> WORK TASK
Repeat each entry word for word; the images are not part of the copy.
==================================================
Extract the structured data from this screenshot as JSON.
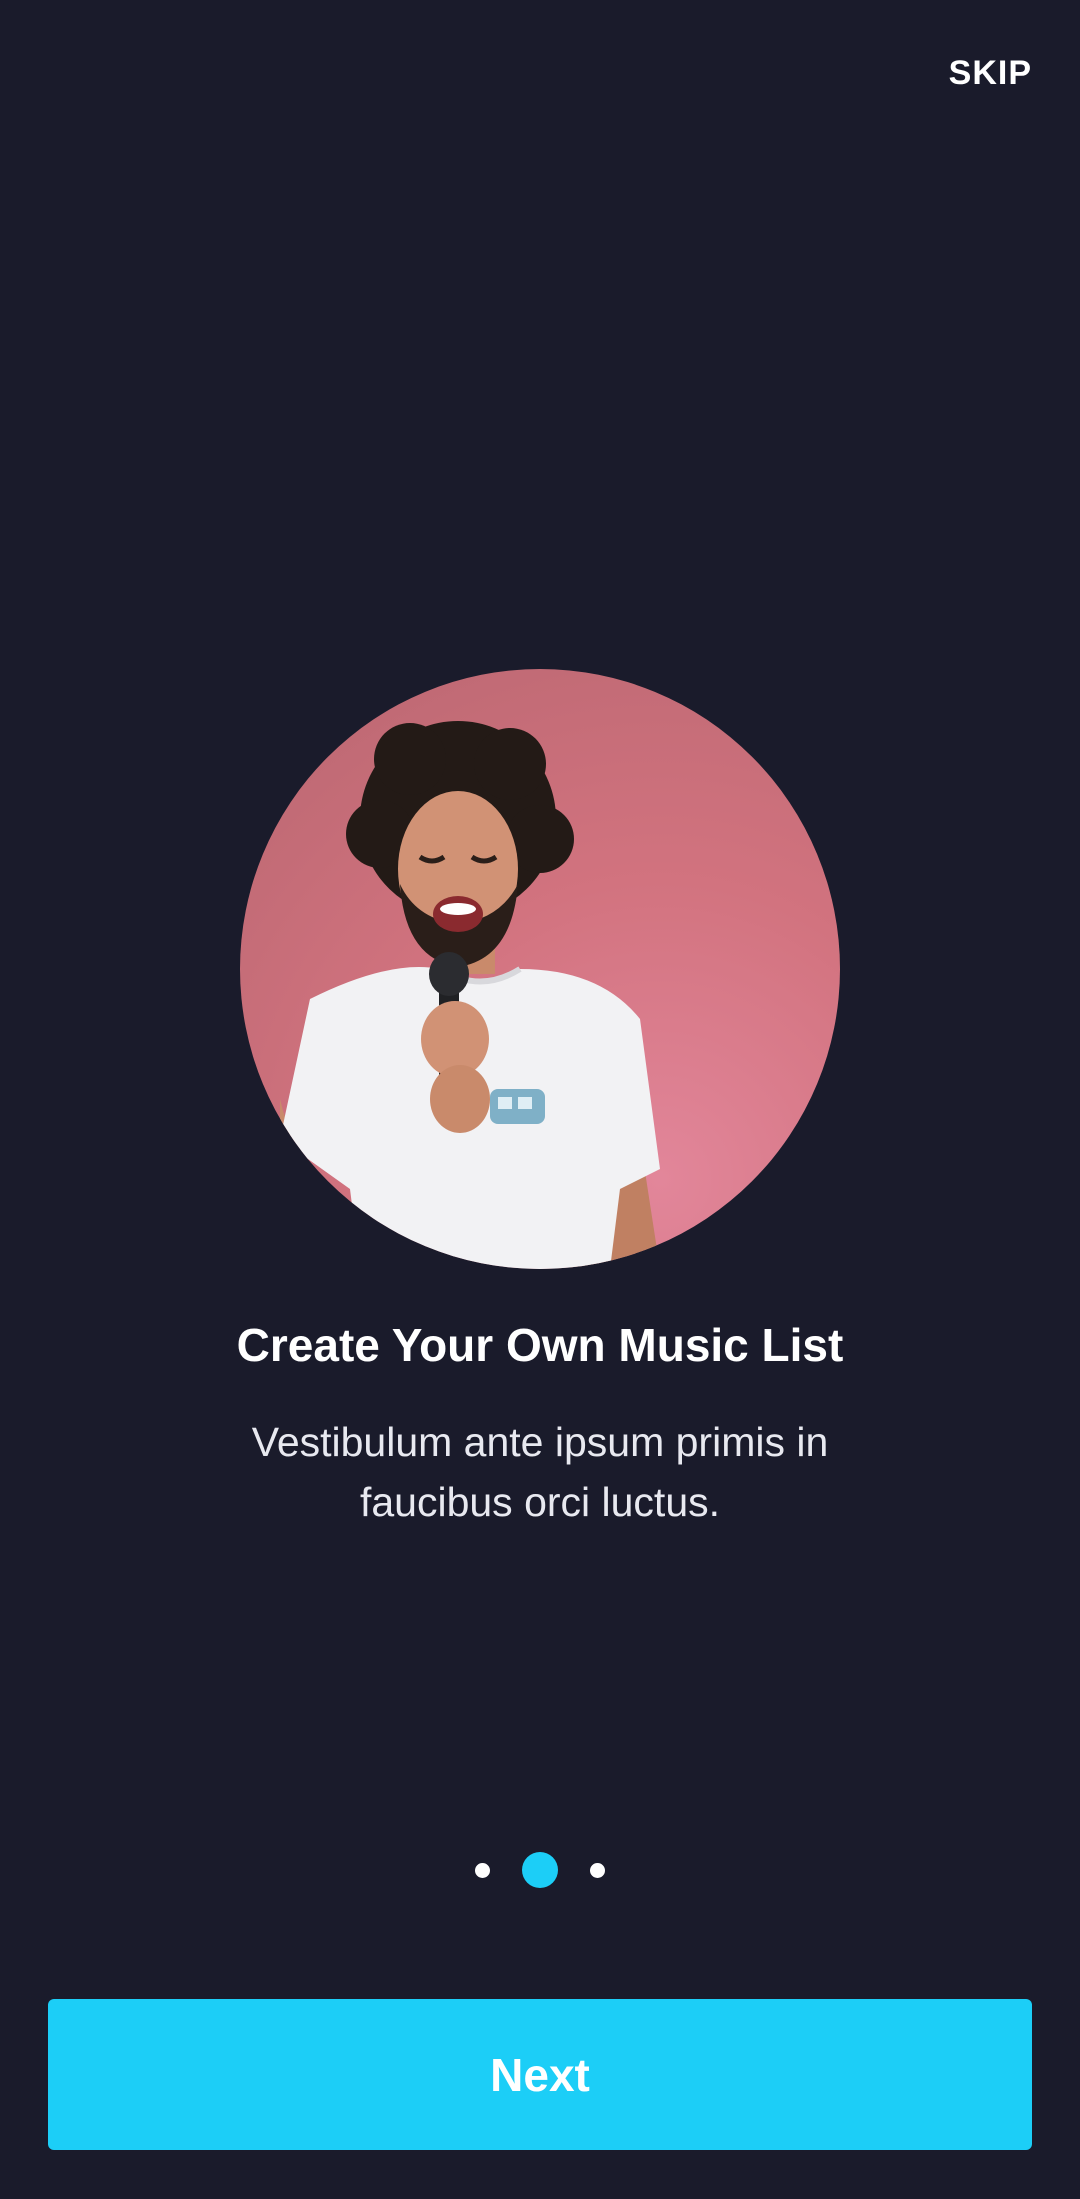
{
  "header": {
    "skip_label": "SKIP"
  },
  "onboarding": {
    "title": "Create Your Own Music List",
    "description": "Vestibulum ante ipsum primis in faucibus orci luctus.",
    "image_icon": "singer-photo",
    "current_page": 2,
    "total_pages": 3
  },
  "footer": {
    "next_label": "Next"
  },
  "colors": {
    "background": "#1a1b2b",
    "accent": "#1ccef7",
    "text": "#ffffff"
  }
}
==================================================
> EXPECTED ANSWER
Extract the structured data from this screenshot as JSON.
{
  "header": {
    "skip_label": "SKIP"
  },
  "onboarding": {
    "title": "Create Your Own Music List",
    "description": "Vestibulum ante ipsum primis in faucibus orci luctus.",
    "image_icon": "singer-photo",
    "current_page": 2,
    "total_pages": 3
  },
  "footer": {
    "next_label": "Next"
  },
  "colors": {
    "background": "#1a1b2b",
    "accent": "#1ccef7",
    "text": "#ffffff"
  }
}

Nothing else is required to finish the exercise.